**Task statement**
How many lines in the records below contain the word "Listagem"? Reply with that number only.

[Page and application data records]
※

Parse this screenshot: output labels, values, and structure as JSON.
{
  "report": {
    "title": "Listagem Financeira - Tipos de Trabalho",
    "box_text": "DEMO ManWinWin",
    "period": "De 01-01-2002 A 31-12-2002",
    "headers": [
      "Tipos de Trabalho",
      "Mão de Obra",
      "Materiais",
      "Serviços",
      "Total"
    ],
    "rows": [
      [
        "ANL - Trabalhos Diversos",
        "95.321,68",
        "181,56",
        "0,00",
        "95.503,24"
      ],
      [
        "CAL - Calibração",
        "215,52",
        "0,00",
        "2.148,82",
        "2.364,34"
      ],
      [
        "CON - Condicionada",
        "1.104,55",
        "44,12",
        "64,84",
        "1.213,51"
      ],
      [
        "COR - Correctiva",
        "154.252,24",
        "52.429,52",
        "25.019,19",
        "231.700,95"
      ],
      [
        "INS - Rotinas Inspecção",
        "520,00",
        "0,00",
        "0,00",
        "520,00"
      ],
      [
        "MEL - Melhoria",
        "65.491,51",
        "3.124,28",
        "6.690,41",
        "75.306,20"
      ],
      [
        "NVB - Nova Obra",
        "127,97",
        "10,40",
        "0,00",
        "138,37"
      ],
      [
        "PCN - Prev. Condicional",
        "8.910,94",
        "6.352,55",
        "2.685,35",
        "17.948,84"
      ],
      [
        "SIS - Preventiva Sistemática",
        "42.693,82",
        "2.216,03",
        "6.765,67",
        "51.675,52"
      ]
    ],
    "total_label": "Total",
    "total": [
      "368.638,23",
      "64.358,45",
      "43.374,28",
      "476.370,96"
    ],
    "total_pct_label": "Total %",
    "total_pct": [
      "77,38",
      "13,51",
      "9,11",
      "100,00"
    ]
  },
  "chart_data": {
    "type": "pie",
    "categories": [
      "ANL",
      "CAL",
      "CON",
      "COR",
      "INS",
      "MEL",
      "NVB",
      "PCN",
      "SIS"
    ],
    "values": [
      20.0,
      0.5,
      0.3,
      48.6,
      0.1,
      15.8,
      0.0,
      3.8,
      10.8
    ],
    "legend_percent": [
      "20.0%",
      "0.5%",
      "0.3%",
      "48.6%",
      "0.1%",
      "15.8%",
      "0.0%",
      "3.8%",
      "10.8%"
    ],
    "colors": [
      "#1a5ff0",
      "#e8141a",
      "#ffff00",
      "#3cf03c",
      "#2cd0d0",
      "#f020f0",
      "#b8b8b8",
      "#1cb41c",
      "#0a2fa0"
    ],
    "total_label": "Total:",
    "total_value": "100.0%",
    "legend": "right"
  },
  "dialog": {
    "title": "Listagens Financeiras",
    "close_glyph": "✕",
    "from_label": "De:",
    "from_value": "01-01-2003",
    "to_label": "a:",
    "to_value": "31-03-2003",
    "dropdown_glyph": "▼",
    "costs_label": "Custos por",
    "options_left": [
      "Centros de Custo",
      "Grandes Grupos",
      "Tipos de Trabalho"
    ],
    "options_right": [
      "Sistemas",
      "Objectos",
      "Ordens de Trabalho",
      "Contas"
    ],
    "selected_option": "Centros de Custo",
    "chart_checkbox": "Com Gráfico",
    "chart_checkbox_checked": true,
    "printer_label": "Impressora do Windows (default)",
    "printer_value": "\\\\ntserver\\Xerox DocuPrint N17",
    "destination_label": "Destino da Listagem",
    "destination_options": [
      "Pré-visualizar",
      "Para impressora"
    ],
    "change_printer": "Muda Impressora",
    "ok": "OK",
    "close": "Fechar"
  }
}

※

**Exercise result**
2